This design implies that the decision which consumer receives the message is made a priori, meaning consumers don't actually compete but rather read from independent channels. This limits the ability to load balance between consumers, e.g. if one channel runs empty, the corresponding consumer won't be able to aid other consumers whose channels still have messages. Also, as the number of partitions is set independently, not all consumers will service the same number of partitions, as illustrated in the example above.

However, as Kafka partitions are relatively inexpensive, there are usually lots of them, meaning that each consumer is in reality likely to read of many partitions and therefore channels. This highlights another trade-off: there can't be more competing consumers in a consumer group than there are partitions on that topic.

Related patterns: Event-Driven Consumer, Message, Message Channel, Message Dispatcher, Message Router, Messaging, Point-to-Point Channel, Polling Consumer, Publish-Subscribe Channel, Transactional Client

Want to keep up-to-date? Follow My Blog.
Want to read more in depth? Check out My Articles.
Want to see me live?
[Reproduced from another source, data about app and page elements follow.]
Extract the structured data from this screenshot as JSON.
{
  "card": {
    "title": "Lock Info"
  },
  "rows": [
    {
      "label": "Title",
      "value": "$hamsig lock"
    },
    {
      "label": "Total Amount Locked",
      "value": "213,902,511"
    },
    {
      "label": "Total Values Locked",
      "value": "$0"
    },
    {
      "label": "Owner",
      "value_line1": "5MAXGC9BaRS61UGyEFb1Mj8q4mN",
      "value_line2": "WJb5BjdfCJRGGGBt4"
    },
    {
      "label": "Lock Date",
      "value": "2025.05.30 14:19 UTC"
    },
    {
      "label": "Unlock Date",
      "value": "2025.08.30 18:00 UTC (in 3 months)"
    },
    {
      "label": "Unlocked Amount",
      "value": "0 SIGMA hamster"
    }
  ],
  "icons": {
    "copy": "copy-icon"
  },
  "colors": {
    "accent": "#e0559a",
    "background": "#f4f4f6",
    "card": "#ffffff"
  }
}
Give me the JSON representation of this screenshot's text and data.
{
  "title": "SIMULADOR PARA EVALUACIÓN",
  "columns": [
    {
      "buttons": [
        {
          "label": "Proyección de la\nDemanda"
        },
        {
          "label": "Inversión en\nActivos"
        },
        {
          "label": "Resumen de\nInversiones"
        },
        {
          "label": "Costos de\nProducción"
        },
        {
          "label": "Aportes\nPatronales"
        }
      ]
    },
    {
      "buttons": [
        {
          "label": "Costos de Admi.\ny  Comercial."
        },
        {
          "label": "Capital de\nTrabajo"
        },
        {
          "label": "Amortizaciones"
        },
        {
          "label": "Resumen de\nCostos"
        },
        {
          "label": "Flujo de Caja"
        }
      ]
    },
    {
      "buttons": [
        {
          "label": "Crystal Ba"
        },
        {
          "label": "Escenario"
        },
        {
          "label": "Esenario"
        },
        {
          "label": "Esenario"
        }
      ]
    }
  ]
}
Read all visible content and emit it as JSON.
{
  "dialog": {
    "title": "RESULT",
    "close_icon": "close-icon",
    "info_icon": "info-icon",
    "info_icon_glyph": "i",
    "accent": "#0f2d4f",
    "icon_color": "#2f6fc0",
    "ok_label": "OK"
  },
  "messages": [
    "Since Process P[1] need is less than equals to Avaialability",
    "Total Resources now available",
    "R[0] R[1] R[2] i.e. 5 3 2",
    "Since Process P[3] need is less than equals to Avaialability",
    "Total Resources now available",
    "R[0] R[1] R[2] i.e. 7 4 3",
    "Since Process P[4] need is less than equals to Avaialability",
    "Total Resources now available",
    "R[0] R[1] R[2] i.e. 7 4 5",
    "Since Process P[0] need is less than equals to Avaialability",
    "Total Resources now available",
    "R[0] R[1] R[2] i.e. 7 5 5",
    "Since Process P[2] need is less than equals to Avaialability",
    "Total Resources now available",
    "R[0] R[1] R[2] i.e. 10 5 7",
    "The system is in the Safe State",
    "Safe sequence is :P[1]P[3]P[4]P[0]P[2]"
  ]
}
See where I am speaking next.

Enterprise Integration Patterns Find the full description of this pattern in:
Enterprise Integration Patterns
Gregor Hohpe and Bobby Woolf
ISBN 0321200683
650 pages

From Enterprise Integration to Enterprise Transformation:

My new book describes how architects can play a critical role in IT transformation by applying their technical, communication, and organizational skills with 37 episodes from large-scale enterprise IT.

DRM-free eBook on Leanpub.com

Print book on Amazon.com

Creative Commons Attribution License Parts of this page are made available under the Creative Commons Attribution license. You can reuse the pattern icon, the pattern name, the problem and solution statements (in bold), and the sketch under this license. Other portions of the text, such as text chapters or the full pattern text, are protected by copyright.

Table of Contents
Solving Integration Problems using Patterns
Integration Styles
File Transfer
Shared Database
Remote Procedure Invocation
Messaging Systems
Message Channel
Pipes and Filters
Message Router
Message Translator
Message Endpoint
Messaging Channels
Point-to-Point Channel
Publish-Subscribe Channel
Datatype Channel
Invalid Message Channel
Dead Letter Channel
Guaranteed Delivery
Channel Adapter
Messaging Bridge
Message Bus
Message Construction
Command Message
Document Message
Event Message
Return Address
Correlation Identifier
Message Sequence
Message Expiration
Format Indicator
Interlude: Simple Messaging
JMS Request/Reply Example
.NET Request/Reply Example
JMS Publish/Subscribe Example
Message Routing
Content-Based Router
Message Filter
Dynamic Router
Recipient List
Composed Msg. Processor
Routing Slip
Process Manager
Message Broker
Message Transformation
Envelope Wrapper
Content Enricher
Content Filter
Claim Check
Canonical Data Model
Interlude: Composed Messaging
Synchronous (Web Services)
Asynchronous (MSMQ)
Asynchronous (TIBCO)
Messaging Endpoints
Messaging Gateway
Messaging Mapper
Transactional Client
Polling Consumer
Event-Driven Consumer
Competing Consumers
Message Dispatcher
Selective Consumer
Durable Subscriber
Idempotent Receiver
Service Activator
System Management
Control Bus
Wire Tap
Message History
Message Store
Smart Proxy
Test Message
Channel Purger
Interlude: Systems Management Example
Instrumenting Loan Broker
Integration Patterns in Practice
Case Study: Bond Trading System
Concluding Remarks
Emerging Standards
Revision History